→ Source data:
---------------
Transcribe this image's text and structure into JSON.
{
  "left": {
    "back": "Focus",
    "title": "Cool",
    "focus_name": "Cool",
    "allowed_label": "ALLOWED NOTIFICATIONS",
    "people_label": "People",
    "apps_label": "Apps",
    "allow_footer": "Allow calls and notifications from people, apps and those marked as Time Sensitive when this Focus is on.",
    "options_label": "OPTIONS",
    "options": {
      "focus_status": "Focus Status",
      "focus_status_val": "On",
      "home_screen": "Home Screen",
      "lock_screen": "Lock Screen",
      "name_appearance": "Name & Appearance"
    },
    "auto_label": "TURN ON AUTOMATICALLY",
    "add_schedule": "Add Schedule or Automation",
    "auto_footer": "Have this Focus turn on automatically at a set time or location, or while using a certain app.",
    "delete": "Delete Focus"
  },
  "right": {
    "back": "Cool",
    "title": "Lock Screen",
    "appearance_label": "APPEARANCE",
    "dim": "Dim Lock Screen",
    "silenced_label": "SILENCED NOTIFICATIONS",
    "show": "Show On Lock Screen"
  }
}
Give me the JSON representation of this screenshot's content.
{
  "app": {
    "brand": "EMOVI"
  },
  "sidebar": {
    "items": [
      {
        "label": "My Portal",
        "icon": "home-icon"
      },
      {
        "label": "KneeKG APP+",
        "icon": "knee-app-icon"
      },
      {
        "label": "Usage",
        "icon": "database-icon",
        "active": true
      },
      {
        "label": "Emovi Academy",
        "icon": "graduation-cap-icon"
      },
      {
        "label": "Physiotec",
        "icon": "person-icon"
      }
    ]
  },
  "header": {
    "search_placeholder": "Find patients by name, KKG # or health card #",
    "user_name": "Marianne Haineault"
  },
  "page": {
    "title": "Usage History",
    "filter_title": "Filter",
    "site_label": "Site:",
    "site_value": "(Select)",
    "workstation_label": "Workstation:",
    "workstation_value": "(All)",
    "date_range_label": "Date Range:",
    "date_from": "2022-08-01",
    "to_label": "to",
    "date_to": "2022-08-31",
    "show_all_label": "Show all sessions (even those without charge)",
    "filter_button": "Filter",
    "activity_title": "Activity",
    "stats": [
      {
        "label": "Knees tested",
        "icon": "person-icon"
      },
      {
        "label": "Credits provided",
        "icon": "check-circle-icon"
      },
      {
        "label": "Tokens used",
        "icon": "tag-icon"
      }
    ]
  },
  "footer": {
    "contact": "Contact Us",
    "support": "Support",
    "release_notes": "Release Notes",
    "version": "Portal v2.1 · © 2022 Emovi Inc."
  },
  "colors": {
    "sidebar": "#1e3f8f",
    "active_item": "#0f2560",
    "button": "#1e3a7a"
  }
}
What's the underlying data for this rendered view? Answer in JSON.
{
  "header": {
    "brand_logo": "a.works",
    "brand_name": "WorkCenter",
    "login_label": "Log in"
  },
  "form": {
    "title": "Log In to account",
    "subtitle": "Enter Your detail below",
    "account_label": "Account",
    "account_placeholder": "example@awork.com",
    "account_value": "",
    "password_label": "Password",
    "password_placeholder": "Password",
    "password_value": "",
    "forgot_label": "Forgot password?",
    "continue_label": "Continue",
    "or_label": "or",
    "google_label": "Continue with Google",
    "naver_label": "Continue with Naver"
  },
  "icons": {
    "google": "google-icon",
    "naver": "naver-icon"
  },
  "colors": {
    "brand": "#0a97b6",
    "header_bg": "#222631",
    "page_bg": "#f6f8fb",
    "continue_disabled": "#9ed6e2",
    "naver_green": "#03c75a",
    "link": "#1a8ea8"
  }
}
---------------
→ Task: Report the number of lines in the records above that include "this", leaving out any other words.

→ Written solution: 5